Task details: Once the pictures are set aside, repeat all of the data below exactly.

Records excerpted from a collection:
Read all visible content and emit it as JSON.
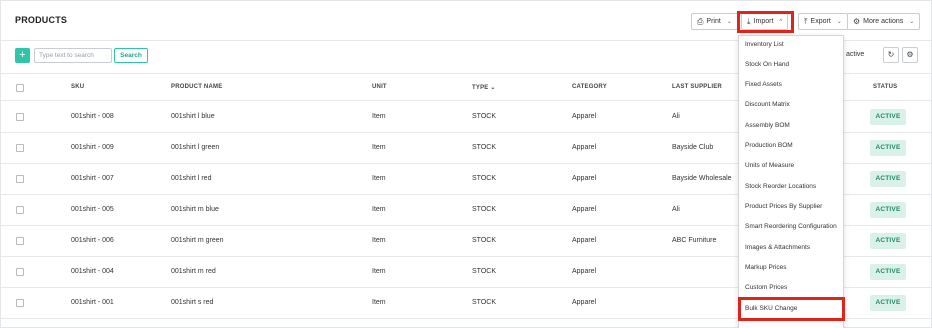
{
  "page": {
    "title": "PRODUCTS"
  },
  "header": {
    "print_label": "Print",
    "import_label": "Import",
    "export_label": "Export",
    "more_actions_label": "More actions"
  },
  "toolbar": {
    "add_label": "+",
    "search_placeholder": "Type text to search",
    "search_button": "Search",
    "only_active_label": "ly active"
  },
  "table": {
    "columns": [
      "SKU",
      "PRODUCT NAME",
      "UNIT",
      "TYPE",
      "CATEGORY",
      "LAST SUPPLIER",
      "STATUS"
    ],
    "rows": [
      {
        "sku": "001shirt - 008",
        "name": "001shirt l blue",
        "unit": "Item",
        "type": "STOCK",
        "category": "Apparel",
        "supplier": "Ali",
        "status": "ACTIVE"
      },
      {
        "sku": "001shirt - 009",
        "name": "001shirt l green",
        "unit": "Item",
        "type": "STOCK",
        "category": "Apparel",
        "supplier": "Bayside Club",
        "status": "ACTIVE"
      },
      {
        "sku": "001shirt - 007",
        "name": "001shirt l red",
        "unit": "Item",
        "type": "STOCK",
        "category": "Apparel",
        "supplier": "Bayside Wholesale",
        "status": "ACTIVE"
      },
      {
        "sku": "001shirt - 005",
        "name": "001shirt m blue",
        "unit": "Item",
        "type": "STOCK",
        "category": "Apparel",
        "supplier": "Ali",
        "status": "ACTIVE"
      },
      {
        "sku": "001shirt - 006",
        "name": "001shirt m green",
        "unit": "Item",
        "type": "STOCK",
        "category": "Apparel",
        "supplier": "ABC Furniture",
        "status": "ACTIVE"
      },
      {
        "sku": "001shirt - 004",
        "name": "001shirt m red",
        "unit": "Item",
        "type": "STOCK",
        "category": "Apparel",
        "supplier": "",
        "status": "ACTIVE"
      },
      {
        "sku": "001shirt - 001",
        "name": "001shirt s red",
        "unit": "Item",
        "type": "STOCK",
        "category": "Apparel",
        "supplier": "",
        "status": "ACTIVE"
      }
    ]
  },
  "import_menu": {
    "items": [
      "Inventory List",
      "Stock On Hand",
      "Fixed Assets",
      "Discount Matrix",
      "Assembly BOM",
      "Production BOM",
      "Units of Measure",
      "Stock Reorder Locations",
      "Product Prices By Supplier",
      "Smart Reordering Configuration",
      "Images & Attachments",
      "Markup Prices",
      "Custom Prices",
      "Bulk SKU Change"
    ]
  },
  "colors": {
    "accent": "#2ec5a8",
    "highlight": "#e0241b",
    "status_bg": "#d9f1e8",
    "status_text": "#1f8a62"
  }
}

Result:
Read all visible content and emit it as JSON.
{
  "page": {
    "title": "PRODUCTS"
  },
  "header": {
    "print_label": "Print",
    "import_label": "Import",
    "export_label": "Export",
    "more_actions_label": "More actions"
  },
  "toolbar": {
    "add_label": "+",
    "search_placeholder": "Type text to search",
    "search_button": "Search",
    "only_active_label": "ly active"
  },
  "table": {
    "columns": [
      "SKU",
      "PRODUCT NAME",
      "UNIT",
      "TYPE",
      "CATEGORY",
      "LAST SUPPLIER",
      "STATUS"
    ],
    "rows": [
      {
        "sku": "001shirt - 008",
        "name": "001shirt l blue",
        "unit": "Item",
        "type": "STOCK",
        "category": "Apparel",
        "supplier": "Ali",
        "status": "ACTIVE"
      },
      {
        "sku": "001shirt - 009",
        "name": "001shirt l green",
        "unit": "Item",
        "type": "STOCK",
        "category": "Apparel",
        "supplier": "Bayside Club",
        "status": "ACTIVE"
      },
      {
        "sku": "001shirt - 007",
        "name": "001shirt l red",
        "unit": "Item",
        "type": "STOCK",
        "category": "Apparel",
        "supplier": "Bayside Wholesale",
        "status": "ACTIVE"
      },
      {
        "sku": "001shirt - 005",
        "name": "001shirt m blue",
        "unit": "Item",
        "type": "STOCK",
        "category": "Apparel",
        "supplier": "Ali",
        "status": "ACTIVE"
      },
      {
        "sku": "001shirt - 006",
        "name": "001shirt m green",
        "unit": "Item",
        "type": "STOCK",
        "category": "Apparel",
        "supplier": "ABC Furniture",
        "status": "ACTIVE"
      },
      {
        "sku": "001shirt - 004",
        "name": "001shirt m red",
        "unit": "Item",
        "type": "STOCK",
        "category": "Apparel",
        "supplier": "",
        "status": "ACTIVE"
      },
      {
        "sku": "001shirt - 001",
        "name": "001shirt s red",
        "unit": "Item",
        "type": "STOCK",
        "category": "Apparel",
        "supplier": "",
        "status": "ACTIVE"
      }
    ]
  },
  "import_menu": {
    "items": [
      "Inventory List",
      "Stock On Hand",
      "Fixed Assets",
      "Discount Matrix",
      "Assembly BOM",
      "Production BOM",
      "Units of Measure",
      "Stock Reorder Locations",
      "Product Prices By Supplier",
      "Smart Reordering Configuration",
      "Images & Attachments",
      "Markup Prices",
      "Custom Prices",
      "Bulk SKU Change"
    ]
  },
  "colors": {
    "accent": "#2ec5a8",
    "highlight": "#e0241b",
    "status_bg": "#d9f1e8",
    "status_text": "#1f8a62"
  }
}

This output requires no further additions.